Composed by William J. Sheldon.]

(Kuokoa, 5/17/1918, p. 3)

HE MELE NO NA KEIKI HAWAII

Ka Nupepa Kuokoa, Buke LVI, Helu 20, Aoao 3. Mei 17, 1918.

On the perpetuation of the Hawaiian Language, 1911.

THE HAWAIIAN LANGUAGE

Before the Legislature is a bill put forth by the Honorable W. J. Sheldon of Waimea, Kauai, which seeks to perpetuate the mother tongue of this land; but the committee announced that the bill will be tabled; to which the father of the bill asked that they wait for a bit until the following Saturday, April 1.

The intent of the bill is to allow for time in some schools to teach the Hawaiian language. “Here are the Japanese,” said the Honorable One, “they are caring for their mother tongue, and so too of the Chinese; but we, the native children of this land, our native language is disappearing from our own land. It is imperative that we try to perpetuate our beautiful language even just a little longer. I feel remorse in letting the beautiful language of our ancestors go. The government pays for travelling instructors to teach singing and lace making [hana lihilihi ?] in public schools, so why not choose people like that to go and teach for one hour every school day? It will not be a great expense like what is imagined by the committee.”

We believe that these are very wise responses by the Honorable One of Waimea, and if indeed means are not sought to perpetuate the beloved language of our birth land, then it will not be long before the Hawaiian language will disappear completely.

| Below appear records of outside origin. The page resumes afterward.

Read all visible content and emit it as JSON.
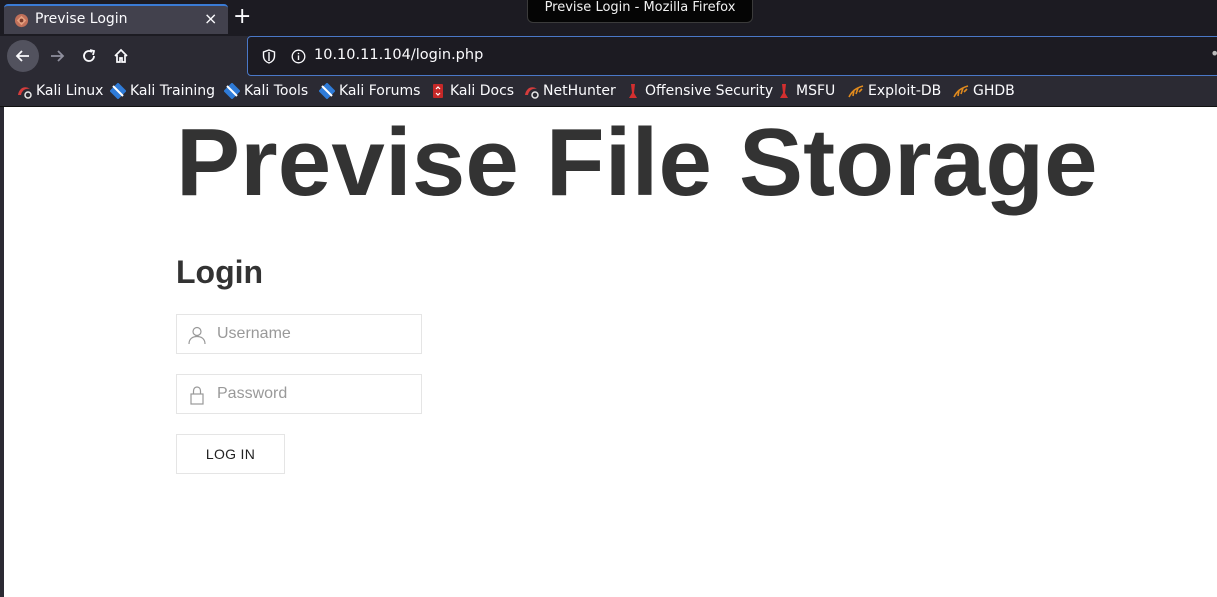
{
  "browser": {
    "window_title": "Previse Login - Mozilla Firefox",
    "tab": {
      "title": "Previse Login",
      "close": "×"
    },
    "new_tab": "+",
    "url": "10.10.11.104/login.php",
    "bookmarks": [
      {
        "label": "Kali Linux",
        "icon": "kali-logo-icon"
      },
      {
        "label": "Kali Training",
        "icon": "kali-training-icon"
      },
      {
        "label": "Kali Tools",
        "icon": "kali-tools-icon"
      },
      {
        "label": "Kali Forums",
        "icon": "kali-forums-icon"
      },
      {
        "label": "Kali Docs",
        "icon": "kali-docs-icon"
      },
      {
        "label": "NetHunter",
        "icon": "nethunter-icon"
      },
      {
        "label": "Offensive Security",
        "icon": "offsec-icon"
      },
      {
        "label": "MSFU",
        "icon": "msfu-icon"
      },
      {
        "label": "Exploit-DB",
        "icon": "exploit-db-icon"
      },
      {
        "label": "GHDB",
        "icon": "ghdb-icon"
      }
    ]
  },
  "page": {
    "title": "Previse File Storage",
    "login_heading": "Login",
    "username_placeholder": "Username",
    "password_placeholder": "Password",
    "login_button": "LOG IN"
  },
  "colors": {
    "chrome_dark": "#1c1b22",
    "toolbar": "#2b2a33",
    "url_focus": "#4a78c8",
    "text_dark": "#333333"
  }
}
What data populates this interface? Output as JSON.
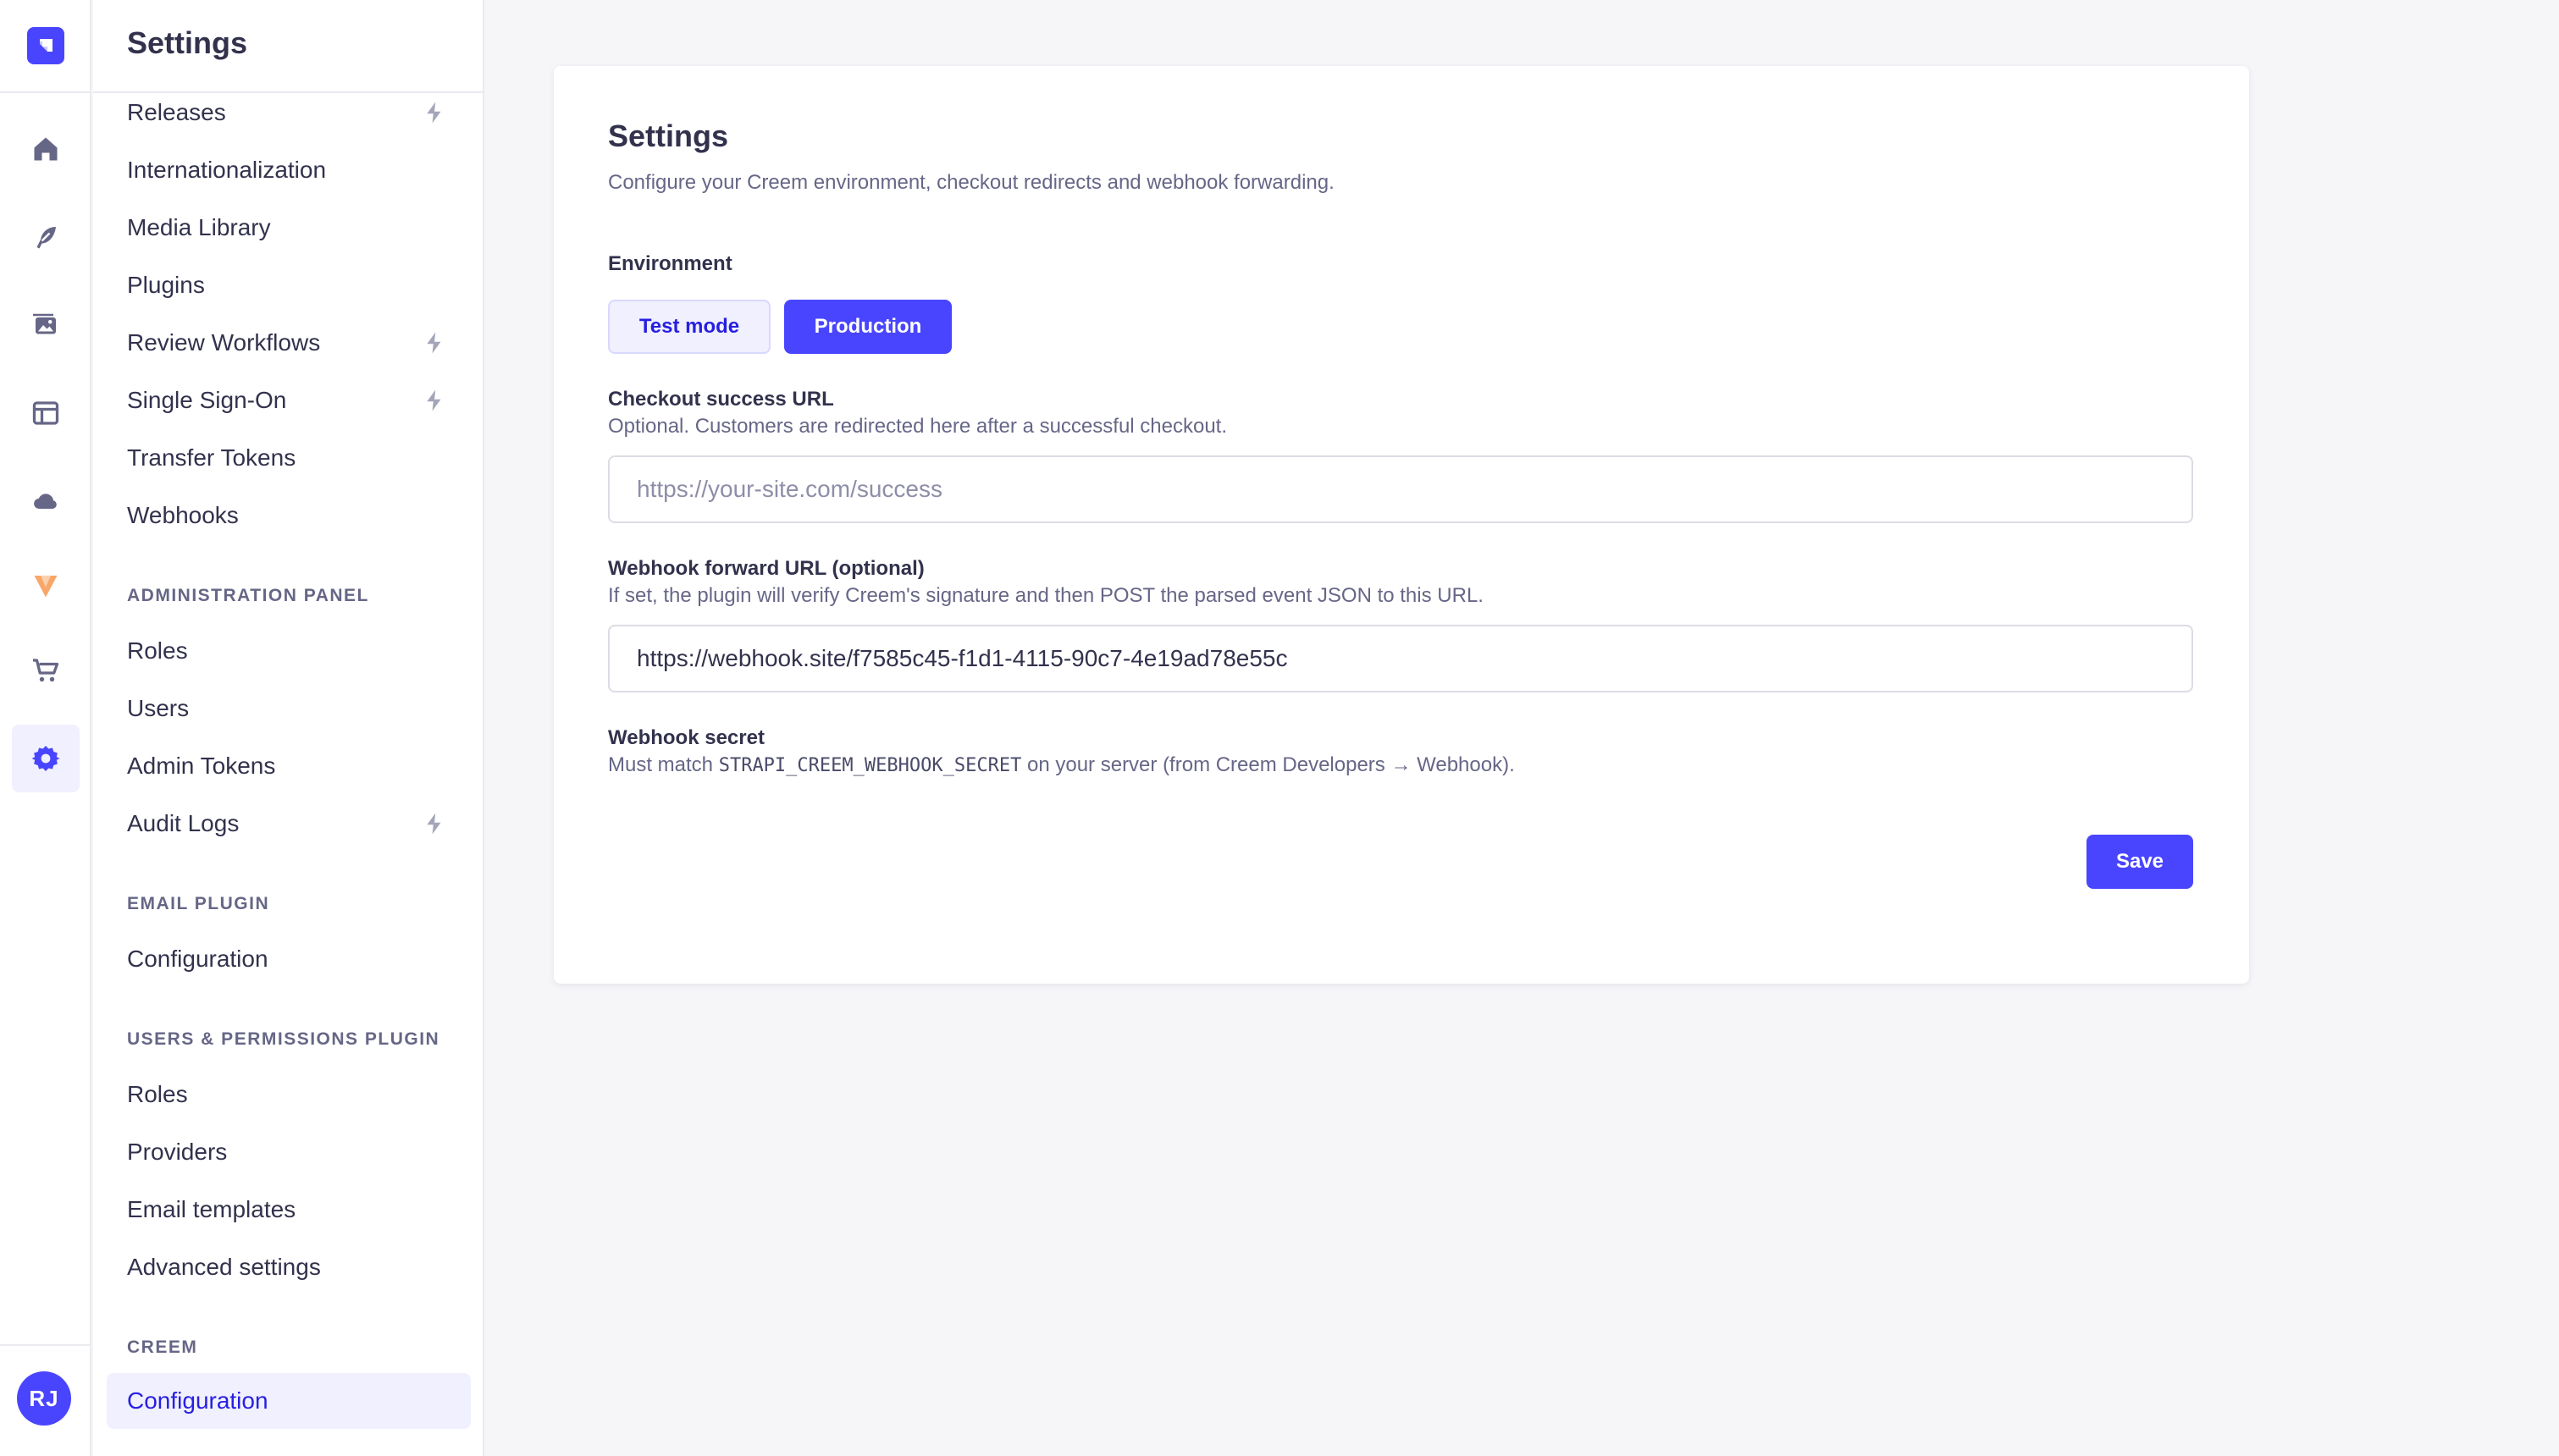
{
  "rail": {
    "avatar_initials": "RJ",
    "icons": [
      "strapi-logo-icon",
      "home-icon",
      "feather-icon",
      "media-icon",
      "layout-icon",
      "cloud-icon",
      "vite-icon",
      "cart-icon",
      "gear-icon"
    ]
  },
  "subnav": {
    "title": "Settings",
    "global_items": [
      {
        "label": "Releases",
        "bolt": true
      },
      {
        "label": "Internationalization",
        "bolt": false
      },
      {
        "label": "Media Library",
        "bolt": false
      },
      {
        "label": "Plugins",
        "bolt": false
      },
      {
        "label": "Review Workflows",
        "bolt": true
      },
      {
        "label": "Single Sign-On",
        "bolt": true
      },
      {
        "label": "Transfer Tokens",
        "bolt": false
      },
      {
        "label": "Webhooks",
        "bolt": false
      }
    ],
    "admin_section": "ADMINISTRATION PANEL",
    "admin_items": [
      {
        "label": "Roles",
        "bolt": false
      },
      {
        "label": "Users",
        "bolt": false
      },
      {
        "label": "Admin Tokens",
        "bolt": false
      },
      {
        "label": "Audit Logs",
        "bolt": true
      }
    ],
    "email_section": "EMAIL PLUGIN",
    "email_items": [
      {
        "label": "Configuration"
      }
    ],
    "up_section": "USERS & PERMISSIONS PLUGIN",
    "up_items": [
      {
        "label": "Roles"
      },
      {
        "label": "Providers"
      },
      {
        "label": "Email templates"
      },
      {
        "label": "Advanced settings"
      }
    ],
    "creem_section": "CREEM",
    "creem_items": [
      {
        "label": "Configuration",
        "active": true
      }
    ]
  },
  "main": {
    "title": "Settings",
    "description": "Configure your Creem environment, checkout redirects and webhook forwarding.",
    "environment": {
      "label": "Environment",
      "options": [
        "Test mode",
        "Production"
      ],
      "selected": "Production"
    },
    "checkout": {
      "label": "Checkout success URL",
      "hint": "Optional. Customers are redirected here after a successful checkout.",
      "value": "",
      "placeholder": "https://your-site.com/success"
    },
    "webhook": {
      "label": "Webhook forward URL (optional)",
      "hint": "If set, the plugin will verify Creem's signature and then POST the parsed event JSON to this URL.",
      "value": "https://webhook.site/f7585c45-f1d1-4115-90c7-4e19ad78e55c"
    },
    "secret": {
      "label": "Webhook secret",
      "hint_prefix": "Must match ",
      "hint_code": "STRAPI_CREEM_WEBHOOK_SECRET",
      "hint_suffix": " on your server (from Creem Developers → Webhook)."
    },
    "save_label": "Save"
  },
  "colors": {
    "primary": "#4945ff",
    "primary_light": "#f0f0ff",
    "text": "#32324d",
    "muted": "#666687",
    "background": "#f6f6f9"
  }
}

The Hoku gives its mahalo to the Honorable One of the Waiula Iliahi¹ of Waimea for his consideration and aloha for the beautiful language of the Paradise of the Pacific Ocean.

¹Waiula Iliahi is one of the two branches of the Waimea River, and the other being Waikea, and they merge at Kikiaola.

(Hoku o Hawaii, 3/30/1911, p. 2)

KA OLELO HAWAII

Ka Hoku o Hawaii, Buke 5, Helu 47, Aoao 2. Maraki 30, 1911.